|The Yangtze River
has a magnetic attraction..
China Expert Ruth Lor Malloy recalls
the enchanting magnetism
of the river that flows through time.
Text and photos by Ruth Lor Malloy
Joan wanted desperately to see the Yangtze River. As we stood on
the deck of the East King, during a cruise of the famous waterway,
she recounted stories told by her husband. His family had been missionaries
in China a century ago. Her father-in-law had written about Fengdu,
China's ancient city of ghosts that lies tucked into the coastline,
west of the Yangtze Gorges and east of Chongqing. And Joan had long
dreamed of walking in his footsteps of the past.
On the Sunday morning that our ship landed in Fengdu, we had half
an hour to spare before the tour buses arrived. We ventured across
the road to a modern-looking church with a cross on top. Inside,
we found new statues and carvings of Jesus and the Virgin Mary,
looking very oriental. Turned out, a church in New York had donated
The priest led us to a nearby Protestant church that was full of
people singing. Joan's eyes sparkled with inspiration. She wanted
to stay but she wanted to visit the temples, too. Given our short
time, the temples won out. During the Cultural Revolution, many
temples were destroyed. But with the ever-increasing popularity
of Yangtze River cruises, the local townspeople foresaw a lucrative
investment and reproduced them, albeit garishly. These new temples
were a little different from the images painted by her father-in-law's
|Tujia men can carry
tourists up steep slopes in sedan chairs.
Time has passed, and now Joan yearns to return to the Yangtze.
I feel a magnetic pull to the Yangtze, too. After ten visits, I
still feel the palpable sense of history. The surrounding landscape
evokes passages from John Hersey's book, A Single Pebble. I look
for the tracker paths chiseled into the mountains and think of the
trip upriver taken by Hersey's American engineer who dreamed of
building a dam in the early 1900s. A team of men hauled his boat
like so many mules. They worked cheerfully, undaunted, though the
work was grueling and frequently fatal.
I look for the Tujia men who move tons of coal in baskets on their
backs. I love the trip up the slender Shennon Xia Stream. Here the
Tujia men push and pull tiny wooden boats full of tourists against
the current. I feel I'm back in a previous century, but I don't
feel guilty. The Tujias make more money-hauling tourists than they
would farming the steep hills.
The beauty of the river and the people attract me too. I've seen
the gorges from the top of those magestic kilometer-high mountains.
The sensation of being on that height, above the world below, is
glorious. You don't sense that feeling when you are on the water
I love the dawns and sunsets, red through the hint of smog even
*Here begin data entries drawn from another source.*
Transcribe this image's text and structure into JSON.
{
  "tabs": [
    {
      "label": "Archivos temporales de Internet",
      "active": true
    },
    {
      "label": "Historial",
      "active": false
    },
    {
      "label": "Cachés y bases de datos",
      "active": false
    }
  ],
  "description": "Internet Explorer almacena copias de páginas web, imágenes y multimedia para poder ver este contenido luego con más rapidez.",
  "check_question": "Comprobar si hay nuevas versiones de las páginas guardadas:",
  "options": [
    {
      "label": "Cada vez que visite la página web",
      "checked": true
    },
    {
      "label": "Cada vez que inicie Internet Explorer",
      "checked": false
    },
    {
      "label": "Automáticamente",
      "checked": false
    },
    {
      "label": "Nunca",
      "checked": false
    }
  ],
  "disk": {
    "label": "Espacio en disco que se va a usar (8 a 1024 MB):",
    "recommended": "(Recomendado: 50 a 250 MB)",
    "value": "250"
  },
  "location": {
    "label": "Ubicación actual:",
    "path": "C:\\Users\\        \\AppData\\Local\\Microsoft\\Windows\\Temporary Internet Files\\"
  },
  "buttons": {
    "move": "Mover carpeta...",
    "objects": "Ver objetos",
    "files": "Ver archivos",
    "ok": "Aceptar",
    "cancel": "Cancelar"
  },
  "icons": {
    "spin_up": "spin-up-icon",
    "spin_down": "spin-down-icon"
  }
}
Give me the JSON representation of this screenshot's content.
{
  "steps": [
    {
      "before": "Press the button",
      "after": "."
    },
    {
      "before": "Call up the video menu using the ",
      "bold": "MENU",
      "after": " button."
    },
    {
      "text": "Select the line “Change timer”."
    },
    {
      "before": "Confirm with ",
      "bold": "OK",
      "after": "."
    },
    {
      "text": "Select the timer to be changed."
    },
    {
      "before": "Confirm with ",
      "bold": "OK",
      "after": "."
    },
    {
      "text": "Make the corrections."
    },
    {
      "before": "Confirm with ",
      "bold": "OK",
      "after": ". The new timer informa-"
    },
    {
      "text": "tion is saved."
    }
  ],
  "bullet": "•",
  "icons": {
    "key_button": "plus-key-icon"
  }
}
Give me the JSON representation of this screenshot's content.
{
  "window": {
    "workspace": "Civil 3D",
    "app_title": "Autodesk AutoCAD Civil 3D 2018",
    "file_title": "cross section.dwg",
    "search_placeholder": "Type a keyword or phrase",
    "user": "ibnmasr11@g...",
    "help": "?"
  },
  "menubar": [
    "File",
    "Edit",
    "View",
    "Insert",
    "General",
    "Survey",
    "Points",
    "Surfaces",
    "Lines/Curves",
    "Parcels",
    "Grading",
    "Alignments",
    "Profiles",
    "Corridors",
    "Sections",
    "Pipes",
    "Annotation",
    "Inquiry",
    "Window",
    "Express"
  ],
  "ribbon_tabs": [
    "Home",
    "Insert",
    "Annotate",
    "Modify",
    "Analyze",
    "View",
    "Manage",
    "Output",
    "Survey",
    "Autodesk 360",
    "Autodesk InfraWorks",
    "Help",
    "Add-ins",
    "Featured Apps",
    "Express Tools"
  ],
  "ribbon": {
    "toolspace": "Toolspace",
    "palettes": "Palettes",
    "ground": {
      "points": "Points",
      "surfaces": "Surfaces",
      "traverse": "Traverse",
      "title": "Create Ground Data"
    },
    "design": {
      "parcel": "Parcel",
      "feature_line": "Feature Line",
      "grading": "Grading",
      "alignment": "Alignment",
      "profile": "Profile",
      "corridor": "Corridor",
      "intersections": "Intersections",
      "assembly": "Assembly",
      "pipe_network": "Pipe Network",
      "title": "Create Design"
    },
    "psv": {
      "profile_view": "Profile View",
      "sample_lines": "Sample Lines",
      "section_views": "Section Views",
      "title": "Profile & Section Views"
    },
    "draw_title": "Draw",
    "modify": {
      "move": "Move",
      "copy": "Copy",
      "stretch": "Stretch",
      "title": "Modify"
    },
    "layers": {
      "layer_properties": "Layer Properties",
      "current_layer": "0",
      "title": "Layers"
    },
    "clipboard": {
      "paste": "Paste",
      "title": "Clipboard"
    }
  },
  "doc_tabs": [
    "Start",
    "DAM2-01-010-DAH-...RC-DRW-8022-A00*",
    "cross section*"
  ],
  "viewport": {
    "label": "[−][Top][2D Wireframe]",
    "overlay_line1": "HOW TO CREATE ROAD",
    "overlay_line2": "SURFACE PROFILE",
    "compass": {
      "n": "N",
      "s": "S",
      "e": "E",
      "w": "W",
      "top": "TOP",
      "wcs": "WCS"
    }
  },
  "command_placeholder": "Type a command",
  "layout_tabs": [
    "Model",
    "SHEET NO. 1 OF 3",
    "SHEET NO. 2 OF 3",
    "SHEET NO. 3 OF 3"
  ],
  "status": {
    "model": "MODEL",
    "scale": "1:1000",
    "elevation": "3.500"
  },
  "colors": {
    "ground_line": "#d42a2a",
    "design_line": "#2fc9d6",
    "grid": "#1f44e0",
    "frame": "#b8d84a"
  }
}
here. The muddy river is riddled with the occasional whirlpools
and craggy spots where the Chinese locals imagine they see goddesses
and golden helmets and ox livers. I love to watch the sparkle on
the water and the silhouettes of bamboo through the haze.
I love the fog in November in spite of the delays and fog horns
groaning at night. I am fascinated by the new dam. It grows bigger
each time we go by, reminding us how lucky we are to enjoy these
dramatic views now. After 2009, the views will never be the same.
|Boatmen wait for
on Shennon Xia Stream.
We were climbing one of those mountains when a hospitable old woman
picked an orange for me. I learned what it meant to carry my own
bag up those stairs, and why the young people are happy to move
to a place with less of a slope.
On one visit, I had to hop from town to town, spending the night
in dumpy hotels and getting around on equally dumpy ferries. I met
Mr. Xu as I stood shivering on the front deck trying to escape the
smokers in my cabin. When he started singing Moon River, and other
songs that he knew in English, I warmed up. Mr. Xu, who worked for
a cement company, and I ended up exchanging annual letters.
Eight years later, he proudly showed me his city and treated me
to dinner with his wife and daughter, refusing to let me pay my
There's a lure to the Yangtze River that runs beyond the hospitable
Chinese. On a few ships I encountered one or two American staffers,
young men who made everyone laugh as they parodied popu'lar Chinese
love songs. I especially remember one wonderful American, older
than the others, who had spent a decade as cruise director, cruising
up and down the river. He entertained guests with his passionate
piano playing of New York, New York, and I Left My Heart in San
Francisco. He seemed sad, and I wondered: Why was he here? What
he had run away from? How did the river lure him to live on it?
Chinese-Canadian Ruth Lor Malloy is the author of China Guide
(Open Road Publishing). For tourism details, maps and news
of the Yangtze River check: www.china-travel-guide.com